▶ [Listed entries]

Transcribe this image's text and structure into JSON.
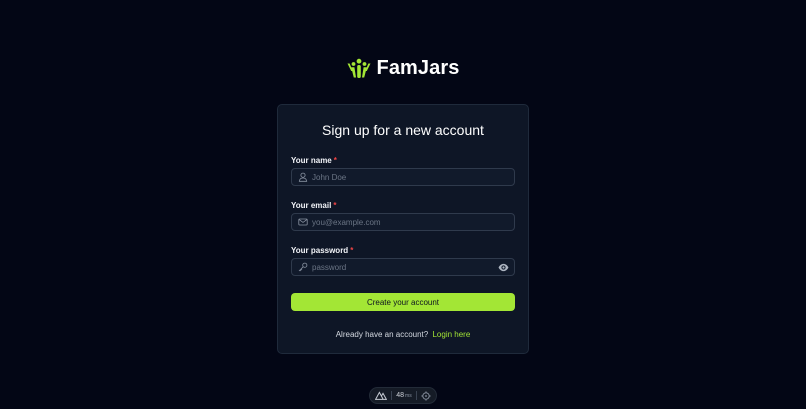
{
  "brand": {
    "name": "FamJars",
    "icon": "people-logo-icon",
    "accent_color": "#a3e635"
  },
  "signup": {
    "title": "Sign up for a new account",
    "required_marker": "*",
    "fields": {
      "name": {
        "label": "Your name",
        "placeholder": "John Doe",
        "icon": "user-icon"
      },
      "email": {
        "label": "Your email",
        "placeholder": "you@example.com",
        "icon": "mail-icon"
      },
      "password": {
        "label": "Your password",
        "placeholder": "password",
        "icon": "key-icon",
        "toggle_icon": "eye-icon"
      }
    },
    "submit_label": "Create your account",
    "footer_text": "Already have an account?",
    "login_link": "Login here"
  },
  "devbar": {
    "logo_icon": "nuxt-logo-icon",
    "value": "48",
    "unit": "ms",
    "inspect_icon": "target-icon"
  }
}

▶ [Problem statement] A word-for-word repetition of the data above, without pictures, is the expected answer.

▶ [Task response]
Transcribe this image's text and structure into JSON.
{
  "brand": {
    "name": "FamJars",
    "icon": "people-logo-icon",
    "accent_color": "#a3e635"
  },
  "signup": {
    "title": "Sign up for a new account",
    "required_marker": "*",
    "fields": {
      "name": {
        "label": "Your name",
        "placeholder": "John Doe",
        "icon": "user-icon"
      },
      "email": {
        "label": "Your email",
        "placeholder": "you@example.com",
        "icon": "mail-icon"
      },
      "password": {
        "label": "Your password",
        "placeholder": "password",
        "icon": "key-icon",
        "toggle_icon": "eye-icon"
      }
    },
    "submit_label": "Create your account",
    "footer_text": "Already have an account?",
    "login_link": "Login here"
  },
  "devbar": {
    "logo_icon": "nuxt-logo-icon",
    "value": "48",
    "unit": "ms",
    "inspect_icon": "target-icon"
  }
}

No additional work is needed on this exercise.